I get a lot of emails.
But this one claimed I had violated someone else’s intellectual property rights. And it was from Facebook. Trust me, you pay attention when the world’s largest social media platform accuses you of something.
The email also claimed Facebook would remove my page, which is an integral part of my job. It’s how I hunt for story ideas, connect with viewers and post important information. For nearly 11 years, I’ve worked hard at building my social media presence and the threat of losing it was nerve-wracking.
Thank goodness the email included a link I could click to appeal if I thought it was all a mistake.
It was a mistake, right? I mean, I always give credit where it’s due online – but I’d been sharing a lot of information about the large wildfire in the Columbia River Gorge, burning historic landmarks and threatening our viewer’s homes, that maybe in the midst of all the updates, I shared something incorrectly.

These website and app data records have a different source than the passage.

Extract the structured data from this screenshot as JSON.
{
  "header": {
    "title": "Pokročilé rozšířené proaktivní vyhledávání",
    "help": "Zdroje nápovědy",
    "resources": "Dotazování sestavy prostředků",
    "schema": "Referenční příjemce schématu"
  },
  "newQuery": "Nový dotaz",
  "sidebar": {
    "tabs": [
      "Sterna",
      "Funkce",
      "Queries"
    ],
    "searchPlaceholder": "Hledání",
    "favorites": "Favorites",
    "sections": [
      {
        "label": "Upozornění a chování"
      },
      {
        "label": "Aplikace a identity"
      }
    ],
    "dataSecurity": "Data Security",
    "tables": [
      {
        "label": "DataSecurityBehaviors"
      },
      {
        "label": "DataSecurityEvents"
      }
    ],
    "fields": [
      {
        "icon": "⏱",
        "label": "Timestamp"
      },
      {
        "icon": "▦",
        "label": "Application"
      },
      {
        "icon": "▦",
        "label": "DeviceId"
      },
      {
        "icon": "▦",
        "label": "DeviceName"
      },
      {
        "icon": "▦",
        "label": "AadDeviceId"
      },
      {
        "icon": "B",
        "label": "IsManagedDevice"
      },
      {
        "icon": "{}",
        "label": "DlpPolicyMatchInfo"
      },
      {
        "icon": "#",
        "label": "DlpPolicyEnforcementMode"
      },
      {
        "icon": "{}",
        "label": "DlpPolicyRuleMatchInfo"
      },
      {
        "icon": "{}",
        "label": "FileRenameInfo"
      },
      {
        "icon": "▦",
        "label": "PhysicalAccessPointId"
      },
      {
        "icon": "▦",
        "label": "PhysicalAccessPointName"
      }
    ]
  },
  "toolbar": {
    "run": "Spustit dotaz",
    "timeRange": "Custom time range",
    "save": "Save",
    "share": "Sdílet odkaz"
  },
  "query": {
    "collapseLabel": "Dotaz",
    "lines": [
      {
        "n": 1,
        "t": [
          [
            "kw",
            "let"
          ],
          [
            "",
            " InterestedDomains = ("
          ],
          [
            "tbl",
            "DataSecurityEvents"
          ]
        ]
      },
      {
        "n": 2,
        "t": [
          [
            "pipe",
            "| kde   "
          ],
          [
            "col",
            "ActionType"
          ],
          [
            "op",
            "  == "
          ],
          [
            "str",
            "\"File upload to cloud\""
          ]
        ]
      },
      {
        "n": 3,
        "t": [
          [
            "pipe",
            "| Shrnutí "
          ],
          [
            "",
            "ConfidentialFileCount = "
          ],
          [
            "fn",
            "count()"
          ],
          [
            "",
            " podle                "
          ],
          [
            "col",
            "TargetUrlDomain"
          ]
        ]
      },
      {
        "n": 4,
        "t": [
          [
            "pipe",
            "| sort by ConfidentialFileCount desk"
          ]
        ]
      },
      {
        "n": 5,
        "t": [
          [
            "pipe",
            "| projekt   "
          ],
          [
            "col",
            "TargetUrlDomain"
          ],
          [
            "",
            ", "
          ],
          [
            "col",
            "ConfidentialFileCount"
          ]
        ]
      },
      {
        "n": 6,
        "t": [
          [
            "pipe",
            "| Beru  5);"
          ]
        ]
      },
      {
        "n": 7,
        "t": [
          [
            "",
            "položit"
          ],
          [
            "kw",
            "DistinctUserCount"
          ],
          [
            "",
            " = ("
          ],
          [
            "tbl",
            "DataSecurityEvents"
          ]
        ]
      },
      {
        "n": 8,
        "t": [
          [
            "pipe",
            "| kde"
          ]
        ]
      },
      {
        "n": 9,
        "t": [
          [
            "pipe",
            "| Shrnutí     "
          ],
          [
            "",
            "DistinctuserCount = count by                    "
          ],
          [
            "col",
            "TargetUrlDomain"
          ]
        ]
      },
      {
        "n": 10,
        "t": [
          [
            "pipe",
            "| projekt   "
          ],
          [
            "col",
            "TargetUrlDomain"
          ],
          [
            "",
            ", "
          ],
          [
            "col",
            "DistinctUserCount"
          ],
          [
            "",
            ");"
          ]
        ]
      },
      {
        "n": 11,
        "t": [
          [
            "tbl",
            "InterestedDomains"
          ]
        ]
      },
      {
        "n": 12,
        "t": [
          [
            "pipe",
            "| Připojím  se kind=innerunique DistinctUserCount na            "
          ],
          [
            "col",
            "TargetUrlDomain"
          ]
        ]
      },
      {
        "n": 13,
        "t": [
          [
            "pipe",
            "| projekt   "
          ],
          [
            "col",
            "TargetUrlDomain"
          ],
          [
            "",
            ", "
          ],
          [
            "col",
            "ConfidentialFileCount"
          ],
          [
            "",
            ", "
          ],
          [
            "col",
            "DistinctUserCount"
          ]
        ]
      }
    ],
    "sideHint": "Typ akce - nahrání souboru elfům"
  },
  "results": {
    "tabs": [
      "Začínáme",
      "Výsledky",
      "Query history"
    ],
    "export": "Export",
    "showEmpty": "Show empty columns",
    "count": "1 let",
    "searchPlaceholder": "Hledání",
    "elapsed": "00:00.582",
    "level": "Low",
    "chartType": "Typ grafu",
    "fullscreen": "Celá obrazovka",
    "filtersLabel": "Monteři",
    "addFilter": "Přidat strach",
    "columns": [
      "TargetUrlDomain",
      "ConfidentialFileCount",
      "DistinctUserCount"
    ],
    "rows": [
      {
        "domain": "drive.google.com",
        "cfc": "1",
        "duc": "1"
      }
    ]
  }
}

Except it really irked me the email didn’t specify what post was allegedly so violating. So I clicked the link. I answered a few questions; I made my case.
And I also sealed my page’s fate.
A few hours later, I got a grammatically-incorrect email that worried me enough to change my password. By the next morning, my professional Facebook page had completely disappeared.
I felt sick and lost. But mostly, I felt really stupid. I had never been hacked before.
I spent the next day searching for answers. And surprisingly, there weren’t any helpful ones. My name, birthday and email hadn’t been changed. The hacker didn’t send out random friend requests, posts I didn’t write weren’t showing up.
But I couldn’t reinstate the page.
I sent several messages to Facebook’s support inbox. I ended up down an internet rabbit hole of message boards and random articles full of advice – but my trust level was at an all-time low.
The emails look similar – except some came from a Gmail account. And others came from something else.
The iconic blue and the Facebook ‘F’ were on the page and the footnote looked identical. Facebook should have also only had access to my personal email, not work.
My personal page wasn’t compromised, neither was the KOIN account I had access to.
It took 4 days, but eventually my Facebook page was partially restored. I am still missing 2 years’ worth of content, but my 3,000 loyal followers are still there. And that’s really all I could ask for.
If it happens to you
I wish I had some magic advice to share in case it happens to you – but in this case especially, it boils down to who you know.
Our Digital Managing Editor emailed someone who emailed someone else who knew someone directly at Facebook. A friend of a friend also directed me to an email only the press can use to reach out to Facebook.
But I am posting the advice a spokesperson recommended to make sure this doesn’t happen to anyone else. Needless to say, I have changed my password several times and also activated the two-factor authentication — and I think you should too.
Take that, hackers.
If you think your account has been compromised, we encourage you to visit facebook.com/hacked
If you think your page has been compromised, we encourage you to File a report.
• Page roles breakdown: https://www.facebook.com/help/289207354498410
• How to add/remove/change roles: https://www.facebook.com/help/187316341316631
• What to do if you’ve lost privileges: https://www.facebook.com/help/256388474444114
• We also have published security tips for small businesses here, which discuss Page admin roles:
To get out ahead of these types of scenarios, we encourage everyone to increase your account security with our Security Checkup, which helps you set a strong password, manage phones and computers where you’re logged in, and turn on notifications to alert you if anyone logs into your account. You can do the quick Security Checkup by visiting: facebook.com/securitycheckup